Given this is vintage, the original high graded cards, sealed boxes and packs are scarce. The probability for further profits is strong. Due to demand, desire and drive, the PokÃ©mon Game appears to be safe. Over $10 Billion in card sales since 1996 is staggering.
Long term investing paid off in a short term for collectors in 2020. Prices have come back down a bit since, due to population growth and declining recent exposure from celebrities and influencers. Itâs a winning proposition due to PokÃ©mon culture being bigger than any competing market. Pokemon is the #1 ranked media franchise on the planet, slightly besting Hello Kitty. They flat out win. Television, video games, cards, it’s still going strong. The children collecting today know all about the original cards and they covet them. Can you name the top 10 sports cards to own pre-1980? The children collecting today can name the top PokÃ©mon Cards from 1999.
Even though prices have fluctuated a bit, if you zoom out and look at the growth over the last five years, it has been astronomical. The main concern moving forward is liquidity drying up, but that has also impacted the entire card market, crypto, the stock market, the NFT market, and more.
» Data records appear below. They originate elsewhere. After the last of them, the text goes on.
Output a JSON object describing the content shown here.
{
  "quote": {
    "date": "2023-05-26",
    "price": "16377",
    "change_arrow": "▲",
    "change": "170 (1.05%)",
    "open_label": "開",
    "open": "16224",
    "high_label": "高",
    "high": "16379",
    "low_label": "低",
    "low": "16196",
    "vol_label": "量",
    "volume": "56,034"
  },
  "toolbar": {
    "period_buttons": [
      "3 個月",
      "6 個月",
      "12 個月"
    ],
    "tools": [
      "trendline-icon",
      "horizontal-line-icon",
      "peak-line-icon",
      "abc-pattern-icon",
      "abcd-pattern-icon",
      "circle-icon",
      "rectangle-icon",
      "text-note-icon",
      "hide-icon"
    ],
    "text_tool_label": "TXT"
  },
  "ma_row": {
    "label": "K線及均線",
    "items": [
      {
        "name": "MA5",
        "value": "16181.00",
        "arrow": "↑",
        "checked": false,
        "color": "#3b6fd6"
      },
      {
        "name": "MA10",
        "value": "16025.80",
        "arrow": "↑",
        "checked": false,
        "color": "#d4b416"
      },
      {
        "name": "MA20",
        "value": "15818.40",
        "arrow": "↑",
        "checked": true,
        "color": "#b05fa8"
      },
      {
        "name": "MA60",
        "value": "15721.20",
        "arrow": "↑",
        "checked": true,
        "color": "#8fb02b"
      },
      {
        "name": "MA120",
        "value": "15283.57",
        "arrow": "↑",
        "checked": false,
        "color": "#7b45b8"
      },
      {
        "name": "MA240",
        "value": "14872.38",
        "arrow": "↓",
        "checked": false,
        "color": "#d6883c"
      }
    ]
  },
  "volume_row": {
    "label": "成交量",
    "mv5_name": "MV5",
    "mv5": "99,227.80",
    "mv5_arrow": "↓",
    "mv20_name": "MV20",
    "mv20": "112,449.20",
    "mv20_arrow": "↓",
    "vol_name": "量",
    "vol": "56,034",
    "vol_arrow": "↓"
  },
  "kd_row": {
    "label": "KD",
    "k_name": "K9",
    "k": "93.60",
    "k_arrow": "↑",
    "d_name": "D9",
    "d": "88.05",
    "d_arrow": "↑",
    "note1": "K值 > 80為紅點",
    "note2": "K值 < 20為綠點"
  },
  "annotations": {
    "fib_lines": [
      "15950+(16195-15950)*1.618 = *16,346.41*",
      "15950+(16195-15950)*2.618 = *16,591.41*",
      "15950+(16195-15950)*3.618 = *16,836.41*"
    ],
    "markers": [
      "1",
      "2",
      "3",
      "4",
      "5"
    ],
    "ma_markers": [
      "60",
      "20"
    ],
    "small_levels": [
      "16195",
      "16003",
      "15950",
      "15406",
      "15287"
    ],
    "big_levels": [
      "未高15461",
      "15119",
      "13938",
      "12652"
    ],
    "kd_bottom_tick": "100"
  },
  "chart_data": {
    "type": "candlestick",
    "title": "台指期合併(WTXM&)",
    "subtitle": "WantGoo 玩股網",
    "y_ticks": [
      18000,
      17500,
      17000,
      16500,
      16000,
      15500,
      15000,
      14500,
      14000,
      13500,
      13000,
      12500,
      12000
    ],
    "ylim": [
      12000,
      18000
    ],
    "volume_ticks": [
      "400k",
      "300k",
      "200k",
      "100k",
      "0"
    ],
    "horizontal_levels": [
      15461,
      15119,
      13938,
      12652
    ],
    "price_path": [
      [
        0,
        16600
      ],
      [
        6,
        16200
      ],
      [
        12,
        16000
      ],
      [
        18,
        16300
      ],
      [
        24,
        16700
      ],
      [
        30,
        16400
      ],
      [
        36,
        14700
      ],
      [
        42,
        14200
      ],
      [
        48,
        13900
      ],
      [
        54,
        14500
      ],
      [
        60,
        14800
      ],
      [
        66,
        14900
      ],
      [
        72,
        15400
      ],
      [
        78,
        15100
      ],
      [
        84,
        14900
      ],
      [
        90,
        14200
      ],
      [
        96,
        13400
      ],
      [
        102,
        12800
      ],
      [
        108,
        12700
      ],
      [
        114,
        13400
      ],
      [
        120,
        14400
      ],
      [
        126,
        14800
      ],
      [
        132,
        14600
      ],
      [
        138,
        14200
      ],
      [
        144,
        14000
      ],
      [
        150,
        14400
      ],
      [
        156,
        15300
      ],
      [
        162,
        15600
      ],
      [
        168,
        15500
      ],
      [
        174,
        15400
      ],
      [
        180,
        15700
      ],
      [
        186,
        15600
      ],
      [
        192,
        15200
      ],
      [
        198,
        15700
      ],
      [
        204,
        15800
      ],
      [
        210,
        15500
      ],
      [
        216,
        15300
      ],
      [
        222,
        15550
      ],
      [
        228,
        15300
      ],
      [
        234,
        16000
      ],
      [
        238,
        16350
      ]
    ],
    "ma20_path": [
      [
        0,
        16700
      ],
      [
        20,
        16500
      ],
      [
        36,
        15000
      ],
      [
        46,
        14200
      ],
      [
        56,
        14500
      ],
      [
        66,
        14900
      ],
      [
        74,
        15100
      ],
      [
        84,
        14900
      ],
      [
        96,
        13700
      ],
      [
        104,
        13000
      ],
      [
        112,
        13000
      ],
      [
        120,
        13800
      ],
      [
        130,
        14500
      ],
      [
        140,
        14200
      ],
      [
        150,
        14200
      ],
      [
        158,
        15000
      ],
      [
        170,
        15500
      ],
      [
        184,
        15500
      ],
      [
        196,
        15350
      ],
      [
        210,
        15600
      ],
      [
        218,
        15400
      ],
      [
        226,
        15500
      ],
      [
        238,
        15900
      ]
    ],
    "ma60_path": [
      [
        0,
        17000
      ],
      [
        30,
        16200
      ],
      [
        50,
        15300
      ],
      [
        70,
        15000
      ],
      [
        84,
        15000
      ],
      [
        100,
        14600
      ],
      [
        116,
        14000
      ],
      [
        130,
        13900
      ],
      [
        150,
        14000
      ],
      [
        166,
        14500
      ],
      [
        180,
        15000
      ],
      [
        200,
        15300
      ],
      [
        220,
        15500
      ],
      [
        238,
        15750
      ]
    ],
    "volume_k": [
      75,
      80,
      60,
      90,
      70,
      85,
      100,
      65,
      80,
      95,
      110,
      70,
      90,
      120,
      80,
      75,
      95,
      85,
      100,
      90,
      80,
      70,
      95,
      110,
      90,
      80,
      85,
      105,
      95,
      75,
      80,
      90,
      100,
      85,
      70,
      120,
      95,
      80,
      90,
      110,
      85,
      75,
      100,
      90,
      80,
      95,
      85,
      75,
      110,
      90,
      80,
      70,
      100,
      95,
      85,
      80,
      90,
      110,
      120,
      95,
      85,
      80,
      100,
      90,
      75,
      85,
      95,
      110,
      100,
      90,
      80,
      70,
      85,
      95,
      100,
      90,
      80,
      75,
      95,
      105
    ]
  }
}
The first generation of collectors is dropping record money on these cards because all the indicators show PokÃ©mon is still wildly undervalued. The new investors who research and make rational decisions should see major profits moving forward. If you are selling, make sure you pay close attention to detail.